Instead, he joins the pile of ineffective free-agent signings.
Stud: Akiem Hicks
Few can do what Akiem Hicks does in the defensive trenches, so it isn't a surprise to see him pop up on a list such as this.
The Bears hit Hicks with an extension this year as a reward for his strong play, which features a stout resume against the run and an ability to put consistent pressure on quarterbacks.
And he clearly doesn't plan on slowing down, per the official Bears Twitter account: "I've got one thing to play for every week and that's my pride."
What's even more impressive is how consistent the 28-year-old has been since joining the Bears despite the chaos around him. He's not getting an end opposite him performing in a big way and Eddie Goldman has again been in and out of the lineup in the middle.
Hicks is a franchise cornerstone on one side of the football regardless, making him arguably the best player on the roster.
Dud: Markus Wheaton
One catch, 12 yards: Not exactly what the Bears had envisioned when they inked Markus Wheaton to a two-year deal worth $11 million this past offseason.
The 26-year-old has had problems staying healthy and has only seen 12 targets go his way, but it's not a line one would have guessed if knowing names on the depth chart such as Cameron Meredith and even Kevin White were lost for the season.
Rather than stretch the field and make a difference, Wheaton has been a non-factor despite the occasional big play for Pittsburgh to start his career.
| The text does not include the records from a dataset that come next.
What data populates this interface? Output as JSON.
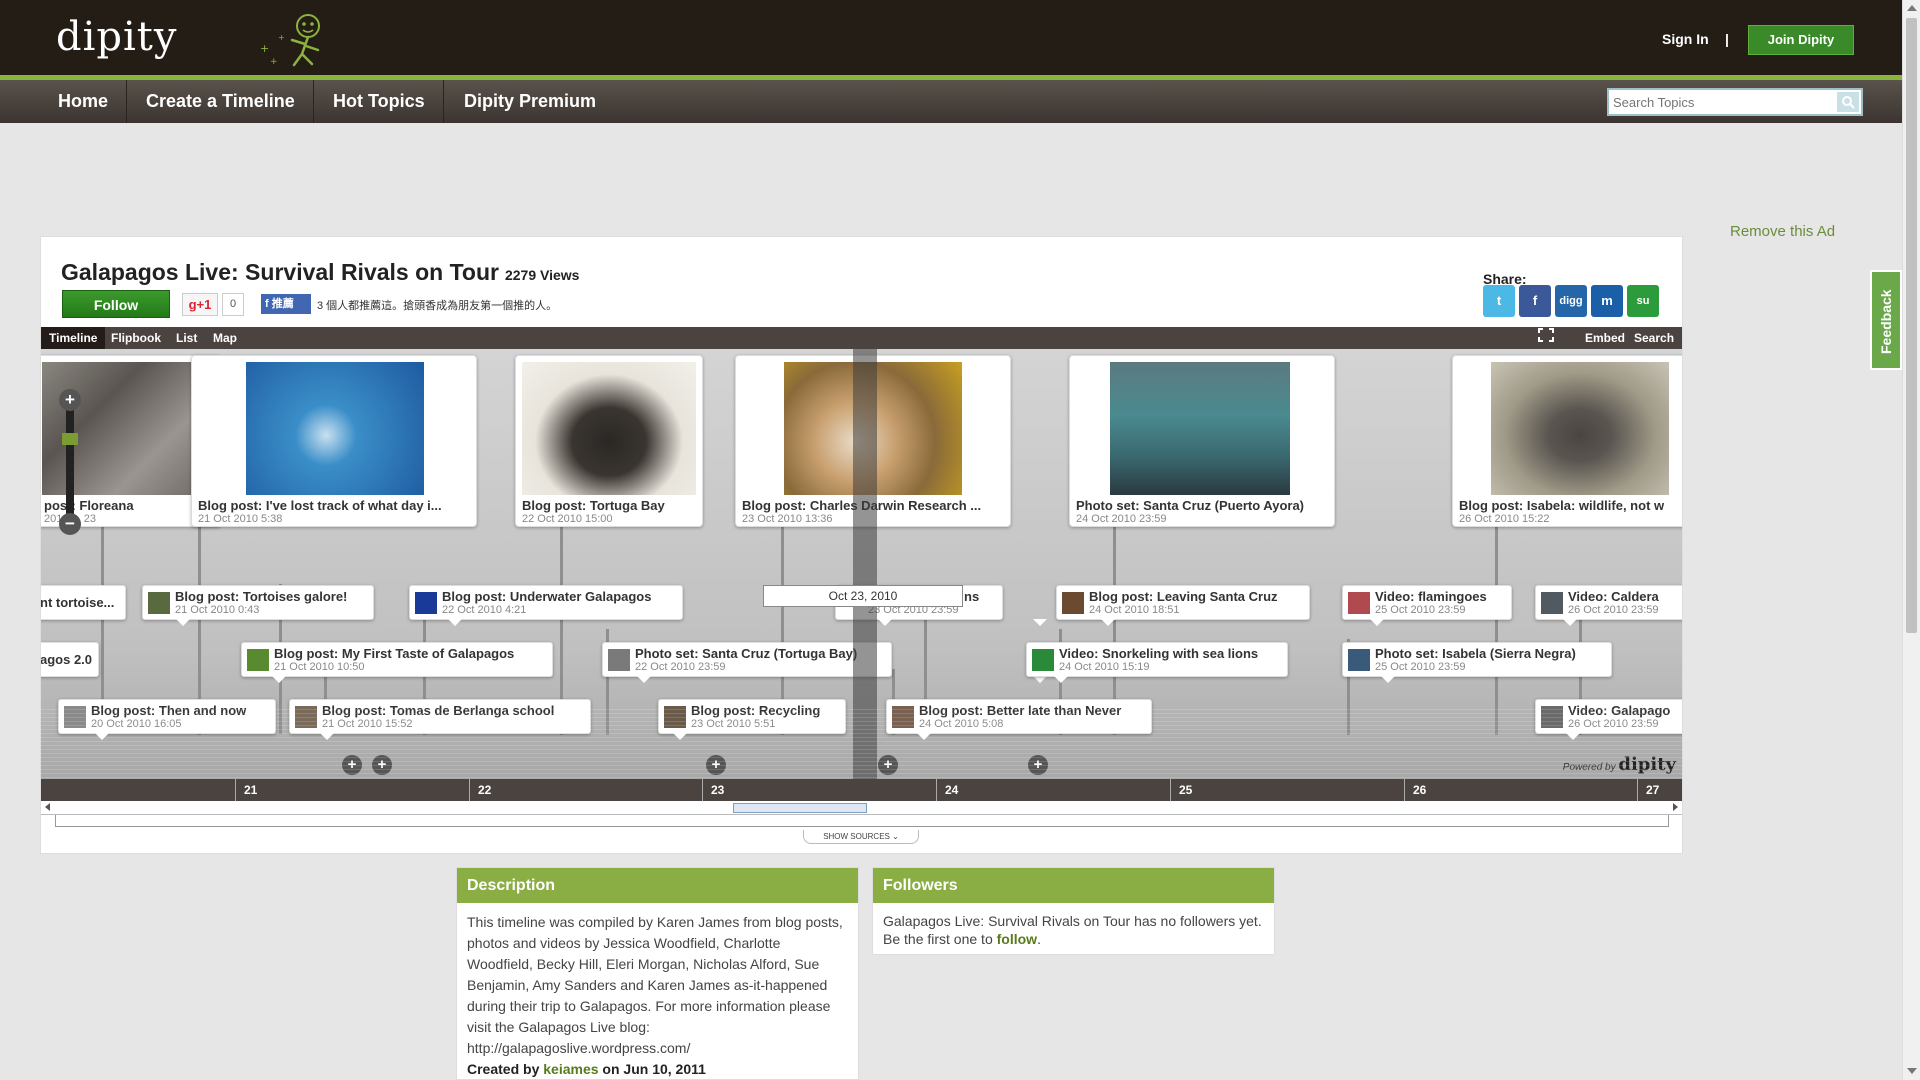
{
  "header": {
    "logo_text": "dipity",
    "signin": "Sign In",
    "separator": "|",
    "join": "Join Dipity"
  },
  "nav": {
    "items": [
      "Home",
      "Create a Timeline",
      "Hot Topics",
      "Dipity Premium"
    ],
    "search_placeholder": "Search Topics"
  },
  "ad": {
    "remove": "Remove this Ad"
  },
  "feedback": "Feedback",
  "timeline": {
    "title": "Galapagos Live: Survival Rivals on Tour",
    "views": "2279 Views",
    "follow": "Follow",
    "gplus": "g+1",
    "gplus_count": "0",
    "fb_button": "推薦",
    "fb_text": "3 個人都推薦這。搶頭香成為朋友第一個推的人。",
    "share_label": "Share:",
    "share_icons": [
      "twitter-icon",
      "facebook-icon",
      "digg-icon",
      "myspace-icon",
      "stumbleupon-icon"
    ],
    "share_glyphs": [
      "t",
      "f",
      "digg",
      "m",
      "su"
    ],
    "tabs": [
      "Timeline",
      "Flipbook",
      "List",
      "Map"
    ],
    "right_tabs": [
      "Embed",
      "Search"
    ],
    "cards": [
      {
        "title": "post: Floreana",
        "date": "2010 ... 23"
      },
      {
        "title": "Blog post: I've lost track of what day i...",
        "date": "21 Oct 2010 5:38"
      },
      {
        "title": "Blog post: Tortuga Bay",
        "date": "22 Oct 2010 15:00"
      },
      {
        "title": "Blog post: Charles Darwin Research ...",
        "date": "23 Oct 2010 13:36"
      },
      {
        "title": "Photo set: Santa Cruz (Puerto Ayora)",
        "date": "24 Oct 2010 23:59"
      },
      {
        "title": "Blog post: Isabela: wildlife, not w",
        "date": "26 Oct 2010 15:22"
      }
    ],
    "events": [
      {
        "title": "nt tortoise...",
        "date": ""
      },
      {
        "title": "Blog post: Tortoises galore!",
        "date": "21 Oct 2010 0:43"
      },
      {
        "title": "Blog post: Underwater Galapagos",
        "date": "22 Oct 2010 4:21"
      },
      {
        "title": "ns",
        "date": "23 Oct 2010 23:59"
      },
      {
        "title": "Blog post: Leaving Santa Cruz",
        "date": "24 Oct 2010 18:51"
      },
      {
        "title": "Video: flamingoes",
        "date": "25 Oct 2010 23:59"
      },
      {
        "title": "Video: Caldera",
        "date": "26 Oct 2010 23:59"
      },
      {
        "title": "agos 2.0",
        "date": ""
      },
      {
        "title": "Blog post: My First Taste of Galapagos",
        "date": "21 Oct 2010 10:50"
      },
      {
        "title": "Photo set: Santa Cruz (Tortuga Bay)",
        "date": "22 Oct 2010 23:59"
      },
      {
        "title": "Video: Snorkeling with sea lions",
        "date": "24 Oct 2010 15:19"
      },
      {
        "title": "Photo set: Isabela (Sierra Negra)",
        "date": "25 Oct 2010 23:59"
      },
      {
        "title": "Blog post: Then and now",
        "date": "20 Oct 2010 16:05"
      },
      {
        "title": "Blog post: Tomas de Berlanga school",
        "date": "21 Oct 2010 15:52"
      },
      {
        "title": "Blog post: Recycling",
        "date": "23 Oct 2010 5:51"
      },
      {
        "title": "Blog post: Better late than Never",
        "date": "24 Oct 2010 5:08"
      },
      {
        "title": "Video: Galapago",
        "date": "26 Oct 2010 23:59"
      }
    ],
    "cursor_label": "Oct 23, 2010",
    "powered_by": "Powered by",
    "powered_logo": "dipity",
    "axis_ticks": [
      "21",
      "22",
      "23",
      "24",
      "25",
      "26",
      "27"
    ],
    "show_sources": "SHOW SOURCES"
  },
  "description": {
    "heading": "Description",
    "text": "This timeline was compiled by Karen James from blog posts, photos and videos by Jessica Woodfield, Charlotte Woodfield, Becky Hill, Eleri Morgan, Nicholas Alford, Sue Benjamin, Amy Sanders and Karen James as-it-happened during their trip to Galapagos. For more information please visit the Galapagos Live blog: http://galapagoslive.wordpress.com/",
    "created_prefix": "Created by",
    "created_user": "keiames",
    "created_suffix": "on Jun 10, 2011"
  },
  "followers": {
    "heading": "Followers",
    "text": "Galapagos Live: Survival Rivals on Tour has no followers yet. Be the first one to",
    "link": "follow"
  }
}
Like a handful of the free agents signed over the offseason, he could be on his way out of Chicago early.
Stud: Prince Amukamara
In the surprise department, it doesn't get much better than this.
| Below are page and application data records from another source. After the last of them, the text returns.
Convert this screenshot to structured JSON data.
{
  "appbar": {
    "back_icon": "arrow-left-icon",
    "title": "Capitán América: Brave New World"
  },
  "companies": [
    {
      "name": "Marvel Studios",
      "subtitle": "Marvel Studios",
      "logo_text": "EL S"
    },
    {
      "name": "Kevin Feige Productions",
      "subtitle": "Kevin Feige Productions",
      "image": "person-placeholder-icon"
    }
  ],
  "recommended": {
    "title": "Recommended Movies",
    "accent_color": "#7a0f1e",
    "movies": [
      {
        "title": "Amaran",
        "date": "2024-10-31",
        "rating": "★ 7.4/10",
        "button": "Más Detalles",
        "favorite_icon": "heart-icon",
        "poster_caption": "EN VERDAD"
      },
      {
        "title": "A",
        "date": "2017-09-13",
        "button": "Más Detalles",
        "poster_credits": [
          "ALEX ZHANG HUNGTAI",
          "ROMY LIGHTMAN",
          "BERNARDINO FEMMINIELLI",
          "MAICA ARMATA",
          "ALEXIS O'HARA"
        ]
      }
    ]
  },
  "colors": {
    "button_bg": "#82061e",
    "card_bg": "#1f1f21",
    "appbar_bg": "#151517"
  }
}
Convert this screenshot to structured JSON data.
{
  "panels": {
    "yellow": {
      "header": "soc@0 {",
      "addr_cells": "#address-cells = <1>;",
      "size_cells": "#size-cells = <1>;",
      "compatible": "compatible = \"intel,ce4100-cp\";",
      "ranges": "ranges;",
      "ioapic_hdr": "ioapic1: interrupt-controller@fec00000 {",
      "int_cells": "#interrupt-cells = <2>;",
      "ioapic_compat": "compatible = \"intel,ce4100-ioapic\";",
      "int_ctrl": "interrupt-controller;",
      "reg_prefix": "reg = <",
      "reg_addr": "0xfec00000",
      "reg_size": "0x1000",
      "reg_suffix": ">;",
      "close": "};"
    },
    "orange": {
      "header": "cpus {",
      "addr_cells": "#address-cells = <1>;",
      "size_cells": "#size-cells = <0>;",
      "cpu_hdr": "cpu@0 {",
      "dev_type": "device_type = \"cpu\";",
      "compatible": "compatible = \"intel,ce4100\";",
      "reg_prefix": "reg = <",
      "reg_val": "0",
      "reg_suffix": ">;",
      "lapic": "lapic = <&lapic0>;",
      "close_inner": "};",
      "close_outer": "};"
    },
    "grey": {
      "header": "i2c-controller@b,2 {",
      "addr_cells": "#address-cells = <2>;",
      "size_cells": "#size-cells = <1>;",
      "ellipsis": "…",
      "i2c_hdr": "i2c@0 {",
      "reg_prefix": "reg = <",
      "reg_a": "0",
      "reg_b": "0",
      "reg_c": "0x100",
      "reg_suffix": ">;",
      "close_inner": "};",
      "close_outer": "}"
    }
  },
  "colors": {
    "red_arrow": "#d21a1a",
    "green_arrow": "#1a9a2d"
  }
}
Teams rarely find a quality boundary corner in free agency who isn't a top name. But here are the Bears with Prince Amukamara, a bargain free agent on a prove-it deal who has been a superb fit in the defense.
He's also taking a notable leadership role.
"We've already talked about not quitting," Amukamara said, per Eric Edholm of Pro Football Weekly (via the Northwest Herald). "Coaches are doing it as a good, friendly reminder. This is a time around the league where you start to get teams not giving it their all. I think as professionals we know that we are paid to do a task and paid to do it no matter the circumstances."
Amukamara has likely turned plenty of heads around the NFL, which will make it harder than expected for the Bears to retain him. But they should—this is a premium position some teams never fill this well. Maybe he isn't "lockdown" by definition, but few are.
Dud: Marcus Cooper
How about a surprise in the worst way?
At the time, Marcus Cooper looked like a good signing. He had spent 2016 in Arizona and played well despite defenses going at him while avoiding other names such as Patrick Peterson.
After arriving in Chicago, though, Cooper has fallen off the map, except opponents know how to find him when he gets on the field, as JJ Stankevitz of NBC Sports Chicago illustrated recently: "Marcus Cooper comes in and Jimmy Garoppolo immediately targets him, finding Marquise Goodwin for a 10-yard gain on third and 8."
As mentioned, finding quality corners in free agency isn't easy. The 27-year-old looked like one, though, and the idea was to at least get solid play out of him as insurance in case Kyle Fuller again struggled to make an impact.
Funnily enough, Fuller has turned it around and Cooper tanked, which isn't what many would have dared predict before the season.
Stud: Jordan Howard
Jordan Howard is a star: Even that's almost an understatement at this point.
Howard could have been a one-hit wonder and succumbed to the iffy circumstances in Chicago this year. Instead, he has been his usual self while tallying 885 yards and five touchdowns on a 4.2 per-carry average through 12 games.
The numbers pale in comparison to the fact he's propping up a miserable passing offense while dealing with injuries to his line—and who can forget him fighting through a shoulder injury to secure the game-winning touchdown over the Pittsburgh Steelers in Week 3?
Howard isn't just making life easier on a rookie trying to develop at the pro level. He's also giving fans flashes of the future and what more might be possible when the talent level surrounding him continues to improve.